### AIM OF THE EXERCISE
From the records below, return every line containing the word "channels".

[DATA Boundary: Start]

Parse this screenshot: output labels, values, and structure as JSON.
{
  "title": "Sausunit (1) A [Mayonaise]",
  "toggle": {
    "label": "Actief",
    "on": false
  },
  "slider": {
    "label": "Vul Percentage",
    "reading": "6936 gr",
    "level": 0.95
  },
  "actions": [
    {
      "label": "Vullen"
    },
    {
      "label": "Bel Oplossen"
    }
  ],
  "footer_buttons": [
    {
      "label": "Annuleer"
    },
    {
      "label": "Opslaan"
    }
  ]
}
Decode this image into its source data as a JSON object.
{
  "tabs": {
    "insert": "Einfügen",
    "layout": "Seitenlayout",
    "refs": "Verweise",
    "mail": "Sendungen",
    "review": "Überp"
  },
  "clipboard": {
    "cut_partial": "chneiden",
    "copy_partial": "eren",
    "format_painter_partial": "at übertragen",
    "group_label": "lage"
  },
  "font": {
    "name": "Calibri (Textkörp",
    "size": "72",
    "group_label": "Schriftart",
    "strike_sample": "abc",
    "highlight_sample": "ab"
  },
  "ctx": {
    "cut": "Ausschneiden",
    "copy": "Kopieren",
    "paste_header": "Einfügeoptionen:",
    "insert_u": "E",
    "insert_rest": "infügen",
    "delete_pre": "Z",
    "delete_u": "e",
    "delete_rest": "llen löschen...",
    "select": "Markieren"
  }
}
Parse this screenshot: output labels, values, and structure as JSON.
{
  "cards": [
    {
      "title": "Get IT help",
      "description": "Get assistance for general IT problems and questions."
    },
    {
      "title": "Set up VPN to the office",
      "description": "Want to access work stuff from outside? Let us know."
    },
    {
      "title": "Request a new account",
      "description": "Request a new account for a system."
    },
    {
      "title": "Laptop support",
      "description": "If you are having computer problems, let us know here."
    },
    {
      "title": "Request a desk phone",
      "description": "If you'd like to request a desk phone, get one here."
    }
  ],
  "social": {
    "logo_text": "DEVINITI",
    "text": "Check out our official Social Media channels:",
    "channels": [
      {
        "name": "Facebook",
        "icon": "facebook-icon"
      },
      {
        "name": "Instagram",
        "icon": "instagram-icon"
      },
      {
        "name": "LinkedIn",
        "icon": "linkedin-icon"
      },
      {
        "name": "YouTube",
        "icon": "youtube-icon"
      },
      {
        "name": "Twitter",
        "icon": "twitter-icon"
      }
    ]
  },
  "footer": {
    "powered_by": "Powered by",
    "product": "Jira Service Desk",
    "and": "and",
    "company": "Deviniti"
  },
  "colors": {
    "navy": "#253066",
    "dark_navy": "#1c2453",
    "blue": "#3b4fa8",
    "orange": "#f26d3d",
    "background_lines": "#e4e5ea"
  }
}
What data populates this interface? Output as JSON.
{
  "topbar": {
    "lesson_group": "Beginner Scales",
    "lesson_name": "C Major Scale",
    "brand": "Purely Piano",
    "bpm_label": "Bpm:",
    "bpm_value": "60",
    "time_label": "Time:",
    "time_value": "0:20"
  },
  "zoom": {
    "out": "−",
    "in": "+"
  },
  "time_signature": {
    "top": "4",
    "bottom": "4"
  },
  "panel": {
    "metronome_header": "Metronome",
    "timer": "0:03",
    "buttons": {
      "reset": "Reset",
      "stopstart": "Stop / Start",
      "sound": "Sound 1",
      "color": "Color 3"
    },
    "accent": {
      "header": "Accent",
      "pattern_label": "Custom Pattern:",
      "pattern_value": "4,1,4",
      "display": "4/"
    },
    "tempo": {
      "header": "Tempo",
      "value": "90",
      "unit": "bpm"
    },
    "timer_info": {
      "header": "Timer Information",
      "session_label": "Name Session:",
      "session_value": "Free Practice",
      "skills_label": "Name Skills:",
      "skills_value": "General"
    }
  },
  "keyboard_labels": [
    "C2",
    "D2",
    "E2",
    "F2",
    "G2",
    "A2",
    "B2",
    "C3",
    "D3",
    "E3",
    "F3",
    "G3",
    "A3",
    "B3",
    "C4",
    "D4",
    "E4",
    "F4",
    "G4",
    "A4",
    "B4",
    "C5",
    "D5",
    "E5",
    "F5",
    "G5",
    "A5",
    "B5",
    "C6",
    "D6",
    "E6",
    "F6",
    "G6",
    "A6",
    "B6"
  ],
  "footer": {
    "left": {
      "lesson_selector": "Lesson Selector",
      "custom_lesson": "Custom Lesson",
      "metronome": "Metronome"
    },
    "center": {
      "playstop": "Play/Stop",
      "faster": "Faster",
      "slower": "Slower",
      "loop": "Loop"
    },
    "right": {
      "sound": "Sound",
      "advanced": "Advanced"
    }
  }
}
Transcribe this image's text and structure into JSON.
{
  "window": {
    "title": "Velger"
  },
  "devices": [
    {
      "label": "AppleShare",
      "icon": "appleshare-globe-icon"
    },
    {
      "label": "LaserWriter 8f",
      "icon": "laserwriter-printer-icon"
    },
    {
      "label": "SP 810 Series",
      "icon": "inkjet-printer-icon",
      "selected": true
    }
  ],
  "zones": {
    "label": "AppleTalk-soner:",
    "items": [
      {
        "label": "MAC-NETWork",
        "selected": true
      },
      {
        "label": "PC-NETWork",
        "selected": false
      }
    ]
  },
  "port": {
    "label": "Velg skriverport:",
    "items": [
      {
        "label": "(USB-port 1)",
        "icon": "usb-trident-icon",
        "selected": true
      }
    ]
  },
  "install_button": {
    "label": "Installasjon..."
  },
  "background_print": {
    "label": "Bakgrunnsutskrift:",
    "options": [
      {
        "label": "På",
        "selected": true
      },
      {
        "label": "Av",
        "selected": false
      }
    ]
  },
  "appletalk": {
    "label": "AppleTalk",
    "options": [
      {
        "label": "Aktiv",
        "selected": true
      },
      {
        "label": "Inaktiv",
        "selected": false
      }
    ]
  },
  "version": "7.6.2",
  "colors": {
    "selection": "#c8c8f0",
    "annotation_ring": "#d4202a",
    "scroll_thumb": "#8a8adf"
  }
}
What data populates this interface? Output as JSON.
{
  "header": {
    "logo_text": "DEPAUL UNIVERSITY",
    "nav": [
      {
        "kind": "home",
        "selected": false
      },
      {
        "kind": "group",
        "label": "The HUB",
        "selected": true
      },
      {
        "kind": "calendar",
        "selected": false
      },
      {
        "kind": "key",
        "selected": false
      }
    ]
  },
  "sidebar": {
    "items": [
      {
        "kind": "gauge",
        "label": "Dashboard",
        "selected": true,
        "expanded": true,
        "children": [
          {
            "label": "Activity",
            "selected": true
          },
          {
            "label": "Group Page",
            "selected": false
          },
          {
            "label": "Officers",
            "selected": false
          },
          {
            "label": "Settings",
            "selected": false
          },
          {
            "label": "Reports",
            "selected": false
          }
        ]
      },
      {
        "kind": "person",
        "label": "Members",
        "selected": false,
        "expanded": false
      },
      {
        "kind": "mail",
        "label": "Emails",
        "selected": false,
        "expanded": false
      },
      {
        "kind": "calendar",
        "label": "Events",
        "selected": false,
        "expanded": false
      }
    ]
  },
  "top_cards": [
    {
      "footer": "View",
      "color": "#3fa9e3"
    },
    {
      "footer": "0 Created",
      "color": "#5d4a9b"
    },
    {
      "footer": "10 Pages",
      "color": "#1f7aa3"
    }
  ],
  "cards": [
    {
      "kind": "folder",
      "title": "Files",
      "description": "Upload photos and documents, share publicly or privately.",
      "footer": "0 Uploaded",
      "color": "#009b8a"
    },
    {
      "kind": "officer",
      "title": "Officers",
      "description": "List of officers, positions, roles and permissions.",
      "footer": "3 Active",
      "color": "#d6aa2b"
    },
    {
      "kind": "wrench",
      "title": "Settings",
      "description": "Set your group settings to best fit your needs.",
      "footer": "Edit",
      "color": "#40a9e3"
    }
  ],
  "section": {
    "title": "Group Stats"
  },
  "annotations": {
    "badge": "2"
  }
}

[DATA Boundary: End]

### EXPECTED ANSWER
    "text": "Check out our official Social Media channels:",
    "channels": [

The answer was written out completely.